Terrence Higgins Trust, the UK’s leading HIV and sexual health charity, has joined forces with Hackney Council and the City and Hackney Clinical Commissioning Group to carry out research into the social care experiences of people of colour who are LGBTQ+ and live in two of the country’s most diverse boroughs.
A new survey has been launched for people of colour who identify as LGBTQ+ and have a connection to Hackney or the City of London. This could be living, working or using services in those boroughs.

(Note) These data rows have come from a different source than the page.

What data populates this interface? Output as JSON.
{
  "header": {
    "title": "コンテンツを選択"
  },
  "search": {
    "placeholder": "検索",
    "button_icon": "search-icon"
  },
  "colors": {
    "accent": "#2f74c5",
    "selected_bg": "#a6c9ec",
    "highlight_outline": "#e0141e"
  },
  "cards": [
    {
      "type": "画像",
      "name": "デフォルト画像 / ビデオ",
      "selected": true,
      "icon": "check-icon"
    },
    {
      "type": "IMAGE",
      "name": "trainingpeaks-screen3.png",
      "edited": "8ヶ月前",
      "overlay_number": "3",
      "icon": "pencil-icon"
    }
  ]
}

People within these diverse demographics have traditionally had lower engagement with health and social care services, which has been linked to poorer health outcomes. The research aims to better understand what barriers there are and how services can be better designed to meet the needs of these communities.
People of colour, in particular black African communities, as well as gay and bisexual men, continue to be at increased risk of HIV and also experience higher rates of new sexually transmitted infections.
The survey takes around 10-15 minutes to complete and is open until the end of March. All participants will be entered into a draw to win £100. All responses are anonymous.
Marc Thompson, Health Improvement Lead at Terrence Higgins Trust, said: 'We know that people of colour who identify as LGBTQ+ are disproportionately impacted by poorer sexual health, but it doesn’t have to be this way. Health and social care services play a key role in prevention and awareness, so it’s crucial they meet the needs of every community they serve.
'Through this survey, we will amplify the voices of these diverse groups and seek practical solutions within services that the City and Hackney residents use on a regular basis. I’d encourage anyone who fits into this demographic to take part, have their voice heard and be part of the change.'